TASK MATERIAL: Begin

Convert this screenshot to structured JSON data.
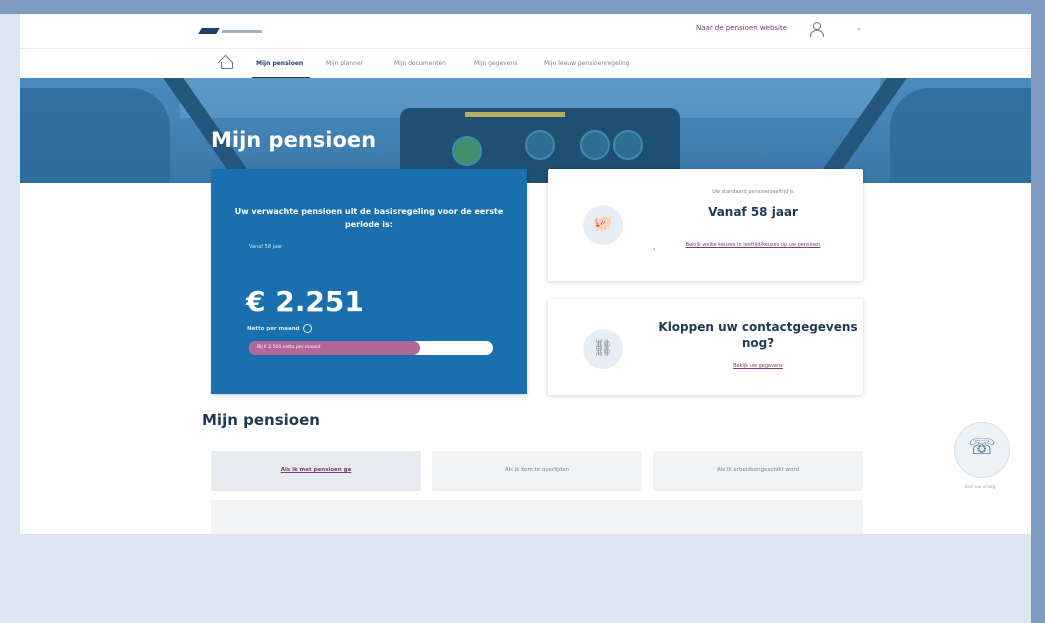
{
  "header": {
    "top_link": "Naar de pensioen website",
    "user_icon": "user-icon",
    "chevron": "⌄"
  },
  "nav": {
    "home_icon": "home-icon",
    "items": [
      {
        "label": "Mijn pensioen",
        "active": true
      },
      {
        "label": "Mijn planner",
        "active": false
      },
      {
        "label": "Mijn documenten",
        "active": false
      },
      {
        "label": "Mijn gegevens",
        "active": false
      },
      {
        "label": "Mijn leeuw pensioenregeling",
        "active": false
      }
    ]
  },
  "hero": {
    "title": "Mijn pensioen"
  },
  "pension_card": {
    "headline": "Uw verwachte pensioen uit de basisregeling voor de eerste periode is:",
    "sub": "Vanaf 58 jaar",
    "amount": "€ 2.251",
    "per_month": "Netto per maand",
    "progress_label": "Bij € 2.500 netto per maand",
    "progress_fraction": 0.7
  },
  "cards": {
    "pension_age": {
      "small": "Uw standaard pensioenleeftijd is",
      "big": "Vanaf 58 jaar",
      "link": "Bekijk welke keuzes in leeftijd/keuzes op uw pensioen",
      "icon": "piggy-bank-icon"
    },
    "contact": {
      "big": "Kloppen uw contactgegevens nog?",
      "link": "Bekijk uw gegevens",
      "icon": "link-chain-icon"
    }
  },
  "section": {
    "title": "Mijn pensioen",
    "tabs": [
      {
        "label": "Als ik met pensioen ga",
        "active": true
      },
      {
        "label": "Als ik kom te overlijden",
        "active": false
      },
      {
        "label": "Als ik arbeidsongeschikt word",
        "active": false
      }
    ]
  },
  "contact_widget": {
    "label": "Stel uw vraag",
    "icon": "chat-support-icon"
  },
  "colors": {
    "primary_blue": "#1a6fae",
    "accent_purple": "#b4669a",
    "navy_text": "#1f3a55",
    "frame": "#7d9bc0"
  }
}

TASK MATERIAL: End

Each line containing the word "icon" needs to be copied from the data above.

**RESULT FOR THIS EXERCISE:**
    "user_icon": "user-icon",
    "home_icon": "home-icon",
      "icon": "piggy-bank-icon"
      "icon": "link-chain-icon"
    "icon": "chat-support-icon"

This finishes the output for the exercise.